The BBC’s Kalkidan Yibeltal looks at the cause of the conflict and whether it can be stopped. Dozens of people are reported to have died in clashes across Ethiopia’s Oromia and Somali regions in recent days.
According to Adisu Arega, Oromia government’s spokesperson, 18 people have been killed.
Twelve of those victims are ethnic Somalis, Mr Adisu told the BBC. The figures are however disputed by the Somali regional government, which says that more than 30 ethnic Somalis have been killed in the Oromia town of Awaday.
The clashes have displaced at least 30,000 people, some of whom have taken refuge in makeshift camps at a stadium in the eastern city of Harar, whilst others are camping at police stations.
Local administrators have now asked aid agencies operating in the area to provide humanitarian assistance.
How serious is the trouble?
Following intense anti-government protests that plagued the Horn of Africa country during most of 2016, the government imposed a 10-month state of emergency, which was lifted in July.
While this heightened state of alert calmed most of the restive areas in the Oromia region, it did not stop cross-border clashes in the Oromia and Somali areas.
Ethiopia’s ethnic-based borders have been fuelling conflict between the two communities.
In February and March, hundreds were reported to have been killed in the southern Oromia district of Negele Borena after an incursion by a paramilitary force called the Liyu Police, which is backed by the Somali region.
Ethnic Oromos allege that the Liyu Police, which has previously been accused by rights groups of human rights violations, of being behind the current attacks.
The Somali regional government has however rejected the allegations and charged that senior officials in the Oromia government were sympathisers of the Oromo Liberation Front, which is categorised as a terrorist organisation by the Ethiopian government.
While conflicts have been common between the two bordering communities, the public finger-pointing by top regional officials is unprecedented and could exacerbate the current conflict.
“We don’t believe this is expected from a responsible senior government official,” Communication Minister Negeri Lencho told the BBC.
Ethiopia’s political arrangement – federalism structured along ethno-linguistic lines – dictates that ethnic borders are also usually political ones.
Critics argue that this structure is a tinder box that allows minor conflicts to escalate.
What is behind the conflict?

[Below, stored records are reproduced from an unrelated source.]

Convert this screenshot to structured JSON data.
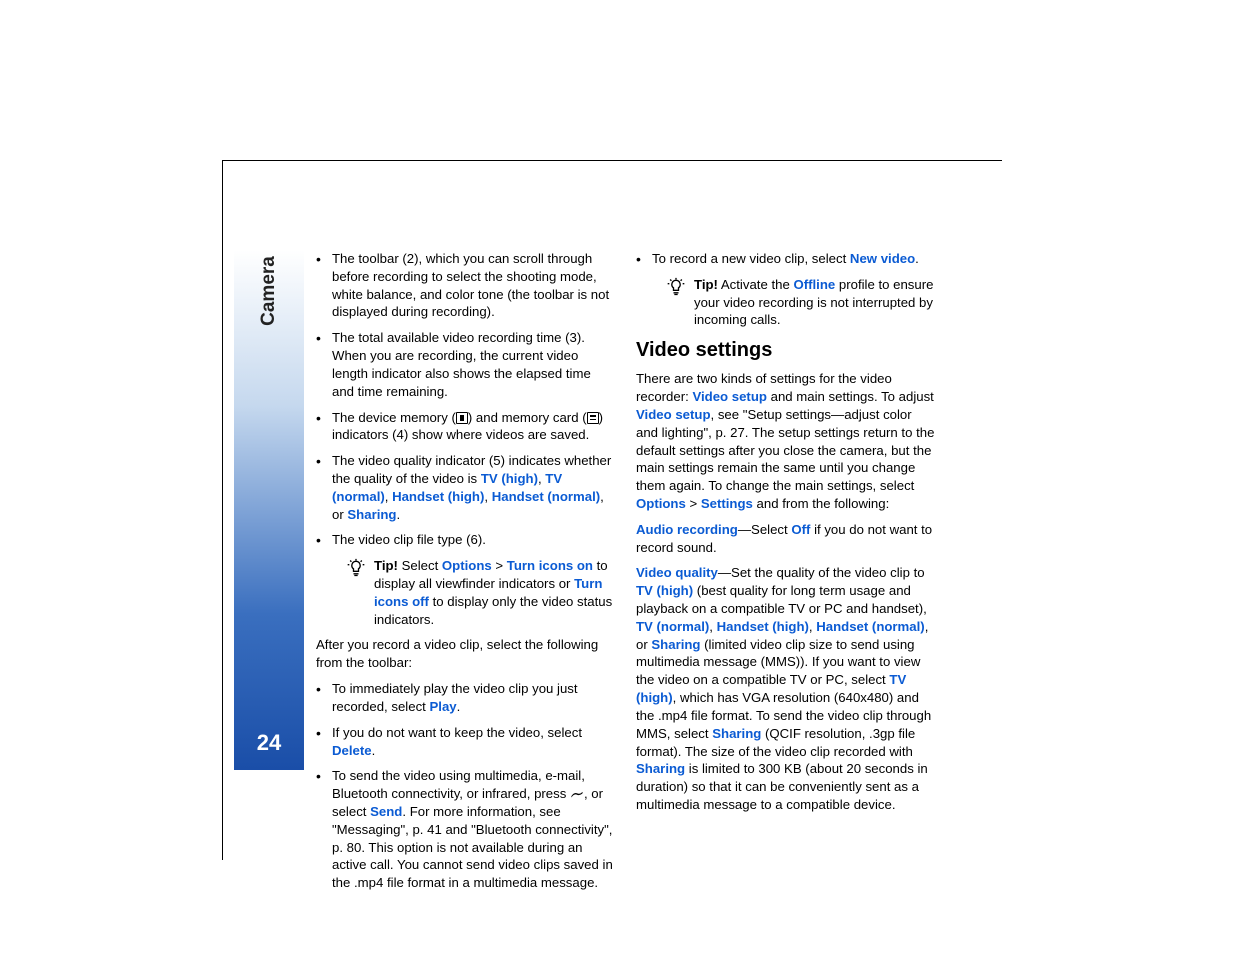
{
  "sidebar": {
    "section": "Camera",
    "page_number": "24"
  },
  "col1": {
    "bullets_top": [
      {
        "text": "The toolbar (2), which you can scroll through before recording to select the shooting mode, white balance, and color tone (the toolbar is not displayed during recording)."
      },
      {
        "text": "The total available video recording time (3). When you are recording, the current video length indicator also shows the elapsed time and time remaining."
      }
    ],
    "memory_pre": "The device memory (",
    "memory_mid": ") and memory card (",
    "memory_post": ") indicators (4) show where videos are saved.",
    "quality_pre": "The video quality indicator (5) indicates whether the quality of the video is ",
    "q_tvhigh": "TV (high)",
    "q_sep1": ", ",
    "q_tvnorm": "TV (normal)",
    "q_sep2": ", ",
    "q_hshigh": "Handset (high)",
    "q_sep3": ", ",
    "q_hsnorm": "Handset (normal)",
    "q_sep4": ", or ",
    "q_sharing": "Sharing",
    "q_end": ".",
    "filetype": "The video clip file type (6).",
    "tip1_tip": "Tip!",
    "tip1_a": " Select ",
    "tip1_options": "Options",
    "tip1_gt": " > ",
    "tip1_on": "Turn icons on",
    "tip1_b": " to display all viewfinder indicators or ",
    "tip1_off": "Turn icons off",
    "tip1_c": " to display only the video status indicators.",
    "after_record": "After you record a video clip, select the following from the toolbar:",
    "play_pre": "To immediately play the video clip you just recorded, select ",
    "play": "Play",
    "play_post": ".",
    "delete_pre": "If you do not want to keep the video, select ",
    "delete": "Delete",
    "delete_post": ".",
    "send_pre": "To send the video using multimedia, e-mail, Bluetooth connectivity, or infrared, press ",
    "send_mid": ", or select ",
    "send": "Send",
    "send_post": ". For more information, see \"Messaging\", p. 41 and \"Bluetooth connectivity\", p. 80. This option is not available during an active call. You cannot send video clips saved in the .mp4 file format in a multimedia message."
  },
  "col2": {
    "newvid_pre": "To record a new video clip, select ",
    "newvid": "New video",
    "newvid_post": ".",
    "tip2_tip": "Tip!",
    "tip2_a": " Activate the ",
    "tip2_offline": "Offline",
    "tip2_b": " profile to ensure your video recording is not interrupted by incoming calls.",
    "heading": "Video settings",
    "p1_a": "There are two kinds of settings for the video recorder: ",
    "p1_vs1": "Video setup",
    "p1_b": " and main settings. To adjust ",
    "p1_vs2": "Video setup",
    "p1_c": ", see \"Setup settings—adjust color and lighting\", p. 27. The setup settings return to the default settings after you close the camera, but the main settings remain the same until you change them again. To change the main settings, select ",
    "p1_options": "Options",
    "p1_gt": " > ",
    "p1_settings": "Settings",
    "p1_d": " and from the following:",
    "audio_label": "Audio recording",
    "audio_a": "—Select ",
    "audio_off": "Off",
    "audio_b": " if you do not want to record sound.",
    "vq_label": "Video quality",
    "vq_a": "—Set the quality of the video clip to ",
    "vq_tvhigh1": "TV (high)",
    "vq_b": " (best quality for long term usage and playback on a compatible TV or PC and handset), ",
    "vq_tvnorm": "TV (normal)",
    "vq_s1": ", ",
    "vq_hshigh": "Handset (high)",
    "vq_s2": ", ",
    "vq_hsnorm": "Handset (normal)",
    "vq_s3": ", or ",
    "vq_sharing1": "Sharing",
    "vq_c": " (limited video clip size to send using multimedia message (MMS)). If you want to view the video on a compatible TV or PC, select ",
    "vq_tvhigh2": "TV (high)",
    "vq_d": ", which has VGA resolution (640x480) and the .mp4 file format. To send the video clip through MMS, select ",
    "vq_sharing2": "Sharing",
    "vq_e": " (QCIF resolution, .3gp file format). The size of the video clip recorded with ",
    "vq_sharing3": "Sharing",
    "vq_f": " is limited to 300 KB (about 20 seconds in duration) so that it can be conveniently sent as a multimedia message to a compatible device."
  }
}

Oromia and Somali are, respectively, the two largest regions in the country by area size, sharing a border of more than 1,400 km (870 miles). While Somalis are mostly pastoralists, living from their animals, Oromos tend to be farmers, as well as pastoralists.

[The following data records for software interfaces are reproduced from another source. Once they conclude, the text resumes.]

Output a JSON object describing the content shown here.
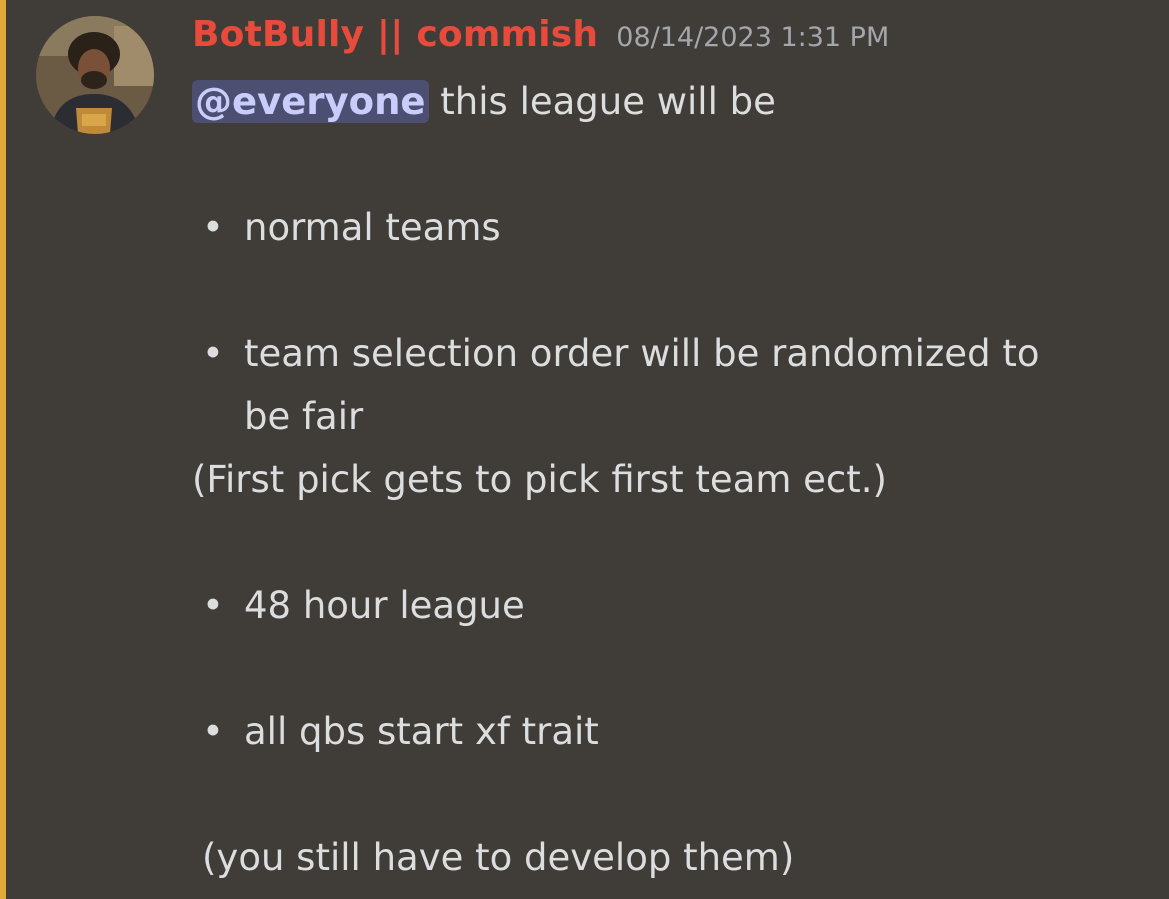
{
  "message": {
    "avatar_icon": "user-avatar-photo",
    "author": "BotBully || commish",
    "author_color": "#e84b3c",
    "timestamp": "08/14/2023 1:31 PM",
    "mention": "@everyone",
    "intro_text": " this league will be",
    "bullets": [
      "normal teams",
      "team selection order will be randomized to",
      "48 hour league",
      "all qbs start xf trait"
    ],
    "bullet_2_continuation": "be fair",
    "note_1": "(First pick gets to pick first team ect.)",
    "note_2": "(you still have to develop them)"
  },
  "colors": {
    "background": "#403d39",
    "highlight_bar": "#e0a93a",
    "mention_bg": "#4d4f72",
    "mention_text": "#c9cdfb",
    "timestamp": "#a3a6aa",
    "body_text": "#dcddde"
  }
}
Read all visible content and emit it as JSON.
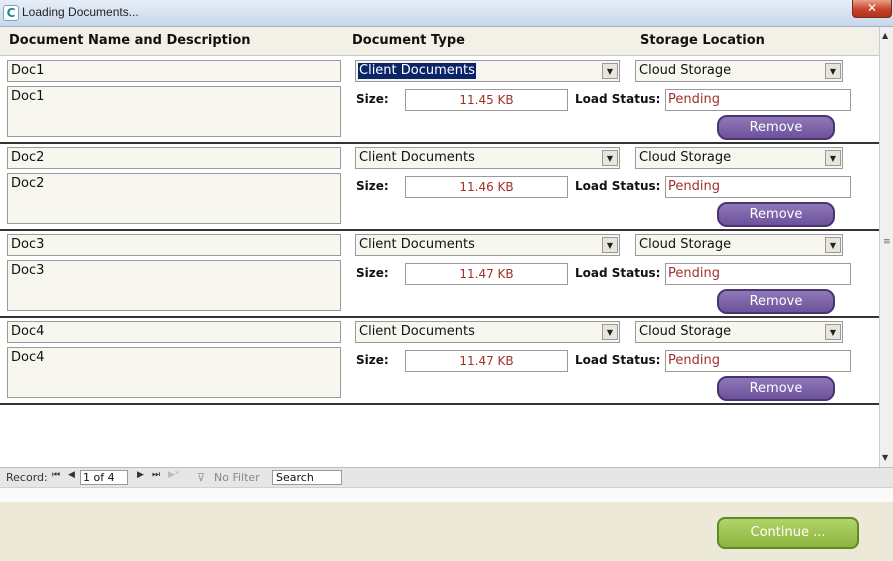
{
  "window": {
    "title": "Loading Documents...",
    "close_glyph": "✕",
    "icon_letter": "C"
  },
  "columns": {
    "name": "Document Name and Description",
    "type": "Document Type",
    "location": "Storage Location"
  },
  "labels": {
    "size": "Size:",
    "status": "Load Status:",
    "remove": "Remove"
  },
  "records": [
    {
      "name": "Doc1",
      "description": "Doc1",
      "type": "Client Documents",
      "location": "Cloud Storage",
      "size": "11.45 KB",
      "status": "Pending"
    },
    {
      "name": "Doc2",
      "description": "Doc2",
      "type": "Client Documents",
      "location": "Cloud Storage",
      "size": "11.46 KB",
      "status": "Pending"
    },
    {
      "name": "Doc3",
      "description": "Doc3",
      "type": "Client Documents",
      "location": "Cloud Storage",
      "size": "11.47 KB",
      "status": "Pending"
    },
    {
      "name": "Doc4",
      "description": "Doc4",
      "type": "Client Documents",
      "location": "Cloud Storage",
      "size": "11.47 KB",
      "status": "Pending"
    }
  ],
  "navigation": {
    "record_label": "Record:",
    "position": "1 of 4",
    "filter_label": "No Filter",
    "search_label": "Search",
    "icons": {
      "first": "⏮",
      "prev": "◀",
      "next": "▶",
      "last": "⏭",
      "new": "▶*"
    }
  },
  "footer": {
    "continue_label": "Continue ..."
  },
  "colors": {
    "remove_button": "#7a5fa8",
    "continue_button": "#9fc450",
    "value_text": "#a0322a",
    "selection": "#0a246a"
  }
}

Both communities inhabit the areas around the regional border.
Historically, their relationship has been characterised by territorial competition which often leads to disputes and conflicts over resources, including wells and grazing land.

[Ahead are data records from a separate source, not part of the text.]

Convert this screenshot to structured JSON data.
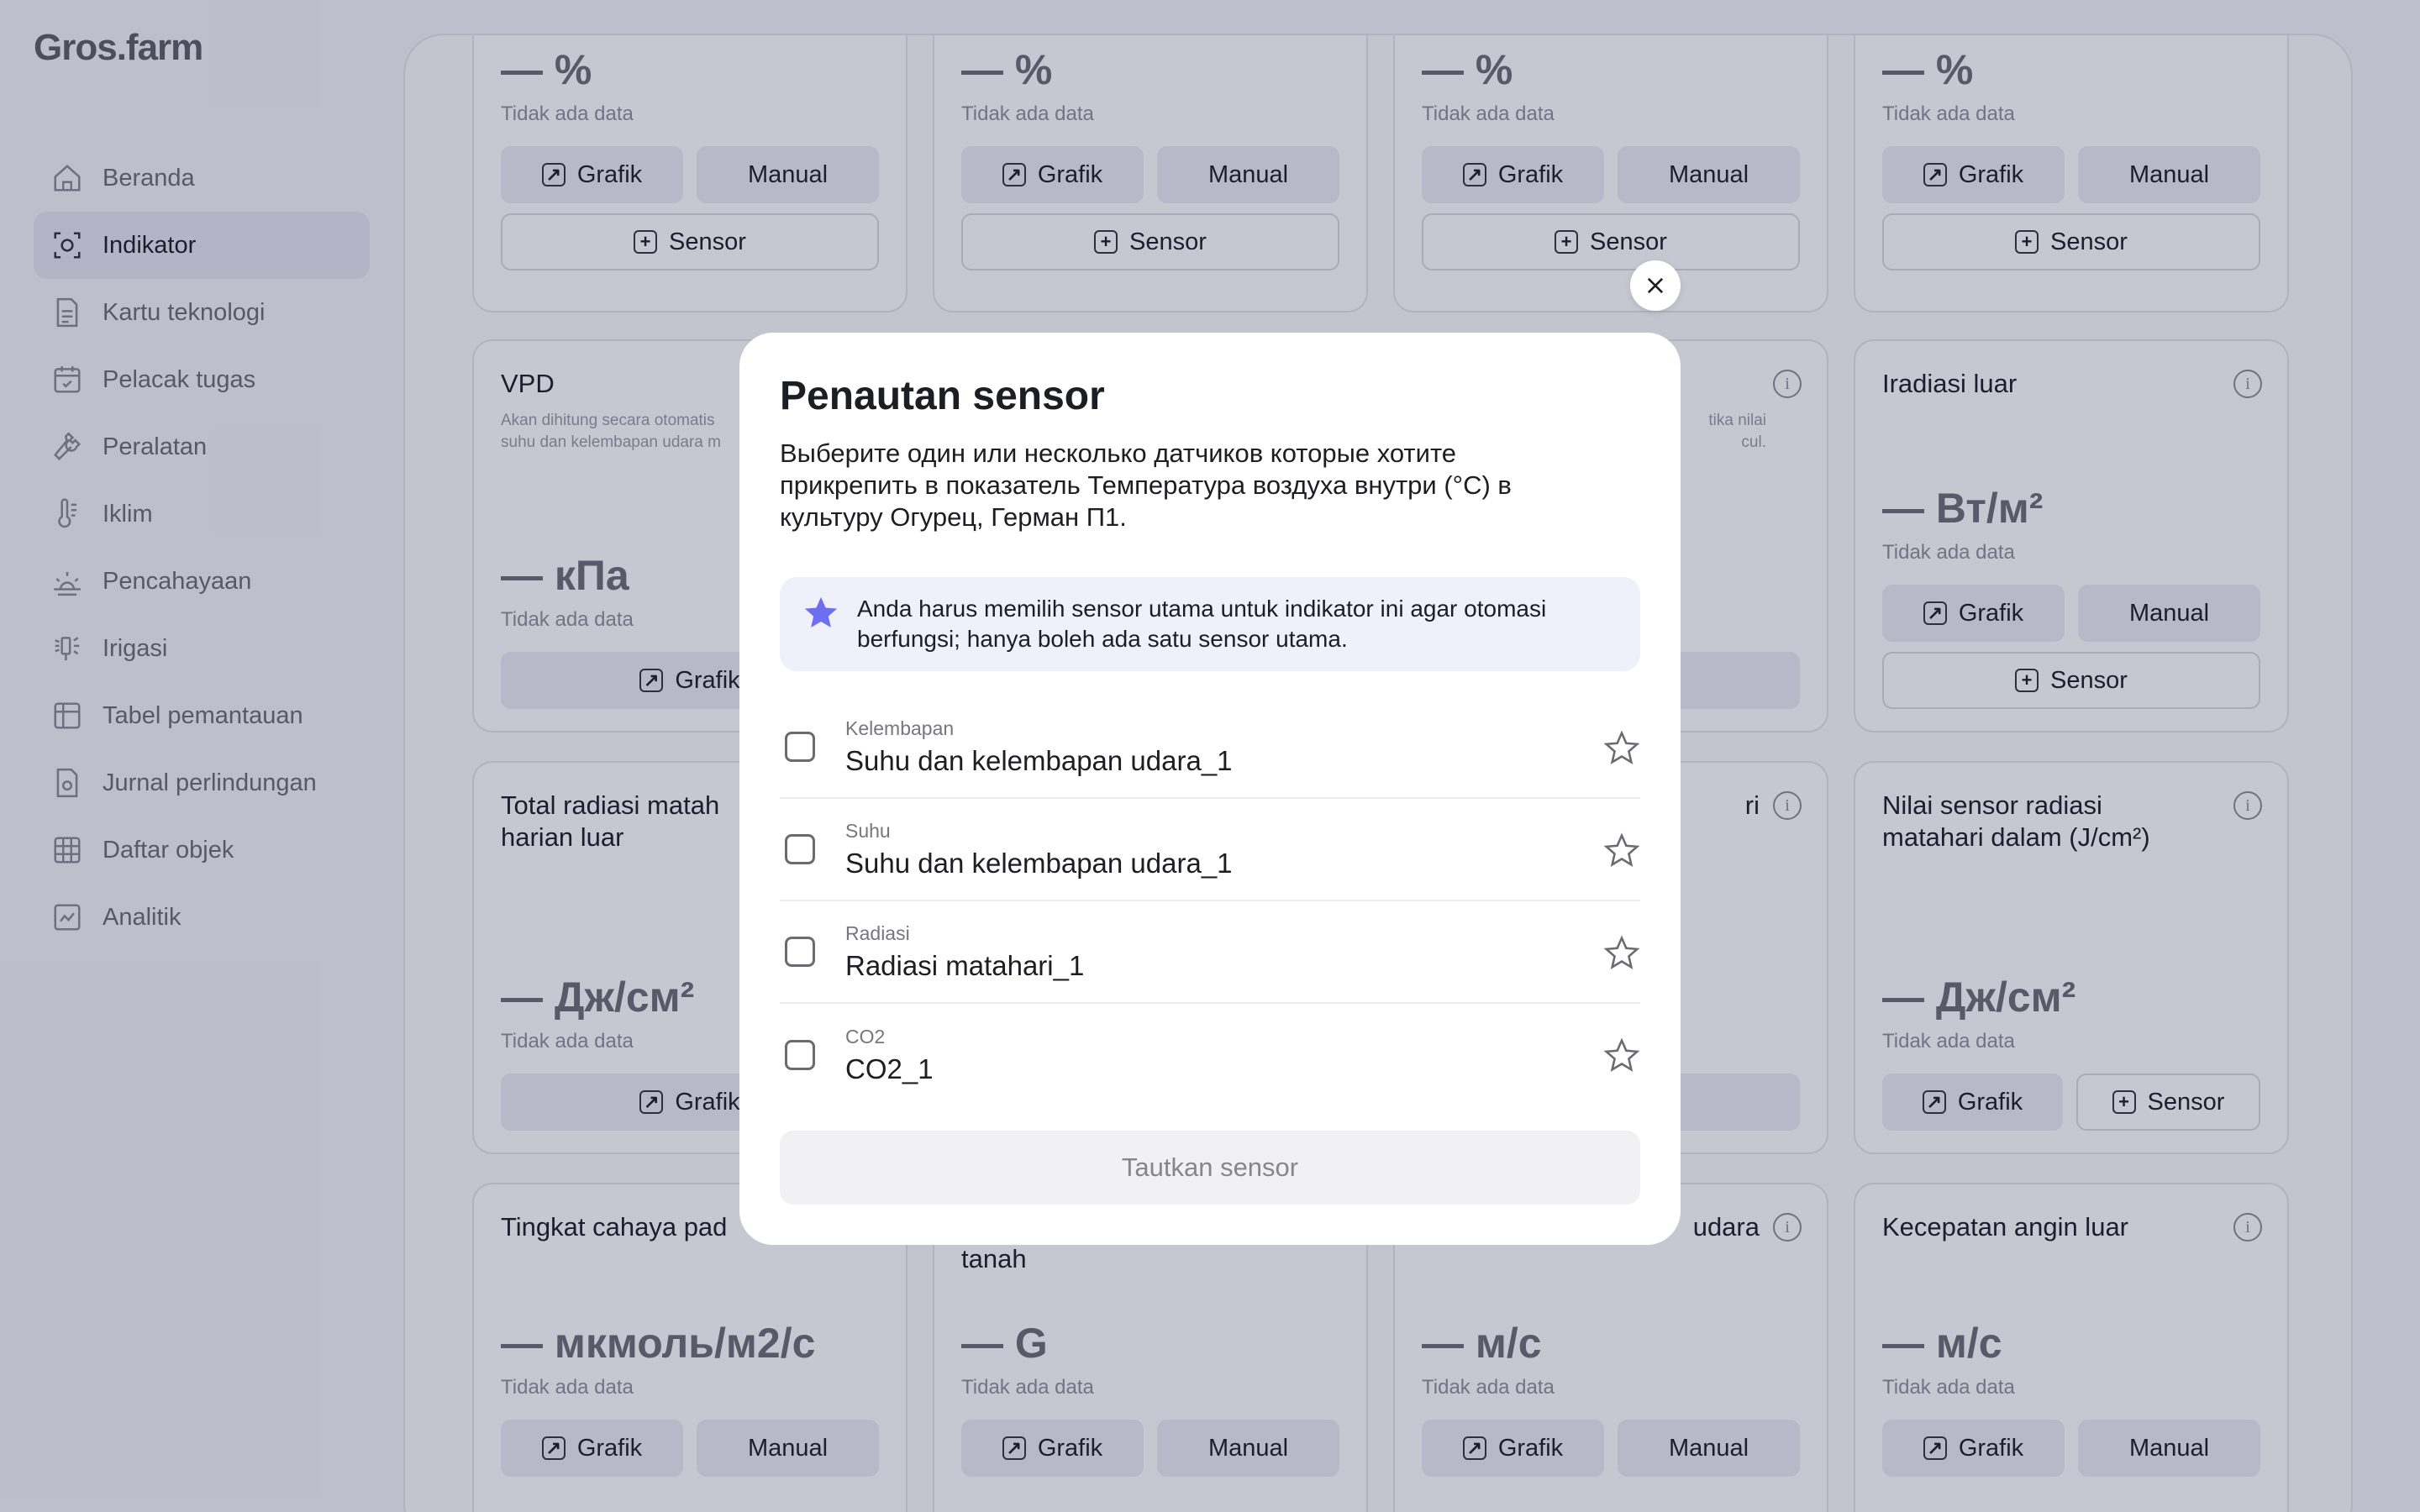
{
  "brand": "Gros.farm",
  "sidebar": {
    "items": [
      {
        "label": "Beranda",
        "icon": "home-icon"
      },
      {
        "label": "Indikator",
        "icon": "target-icon",
        "active": true
      },
      {
        "label": "Kartu teknologi",
        "icon": "document-icon"
      },
      {
        "label": "Pelacak tugas",
        "icon": "calendar-check-icon"
      },
      {
        "label": "Peralatan",
        "icon": "wrench-icon"
      },
      {
        "label": "Iklim",
        "icon": "thermometer-icon"
      },
      {
        "label": "Pencahayaan",
        "icon": "sunrise-icon"
      },
      {
        "label": "Irigasi",
        "icon": "sprinkler-icon"
      },
      {
        "label": "Tabel pemantauan",
        "icon": "table-icon"
      },
      {
        "label": "Jurnal perlindungan",
        "icon": "shield-doc-icon"
      },
      {
        "label": "Daftar objek",
        "icon": "grid-icon"
      },
      {
        "label": "Analitik",
        "icon": "chart-icon"
      }
    ]
  },
  "common": {
    "no_data": "Tidak ada data",
    "grafik": "Grafik",
    "manual": "Manual",
    "sensor": "Sensor"
  },
  "cards": {
    "r1": {
      "value": "— %"
    },
    "vpd": {
      "title": "VPD",
      "desc": "Akan dihitung secara otomatis",
      "desc2": "suhu dan kelembapan udara m",
      "value": "— кПа"
    },
    "c23": {
      "desc": "tika nilai",
      "desc2": "cul."
    },
    "irr": {
      "title": "Iradiasi luar",
      "value": "— Вт/м²"
    },
    "tot": {
      "title": "Total radiasi matah",
      "title2": "harian luar",
      "value": "— Дж/см²"
    },
    "c33": {
      "title": "ri"
    },
    "sens": {
      "title": "Nilai sensor radiasi",
      "title2": "matahari dalam (J/cm²)",
      "value": "— Дж/см²"
    },
    "light": {
      "title": "Tingkat cahaya pad",
      "value": "— мкмоль/м2/с"
    },
    "c42": {
      "title": "tanah",
      "value": "— G"
    },
    "c43": {
      "title": "udara",
      "value": "— м/с"
    },
    "wind": {
      "title": "Kecepatan angin luar",
      "value": "— м/с"
    }
  },
  "modal": {
    "title": "Penautan sensor",
    "description": "Выберите один или несколько датчиков которые хотите прикрепить в показатель  Температура воздуха внутри (°C) в культуру Огурец, Герман П1.",
    "notice": "Anda harus memilih sensor utama untuk indikator ini agar otomasi berfungsi; hanya boleh ada satu sensor utama.",
    "sensors": [
      {
        "type": "Kelembapan",
        "name": "Suhu dan kelembapan udara_1"
      },
      {
        "type": "Suhu",
        "name": "Suhu dan kelembapan udara_1"
      },
      {
        "type": "Radiasi",
        "name": "Radiasi matahari_1"
      },
      {
        "type": "CO2",
        "name": "CO2_1"
      }
    ],
    "link_button": "Tautkan sensor"
  },
  "colors": {
    "accent": "#6e6ef0",
    "overlay": "rgba(30,30,70,0.25)"
  }
}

These conflicts can cause the displacement of tens of thousands of people. In 2004, a referendum to decide on the fate of more than 420 kebeles – the country’s smallest administrative unit – gave 80% of them to Oromia.
Following the outcome, tens of thousands of ethnic Somalis reportedly fled the areas for fear of repercussions.
The decision has still not been implemented and this is one factor behind the current conflict.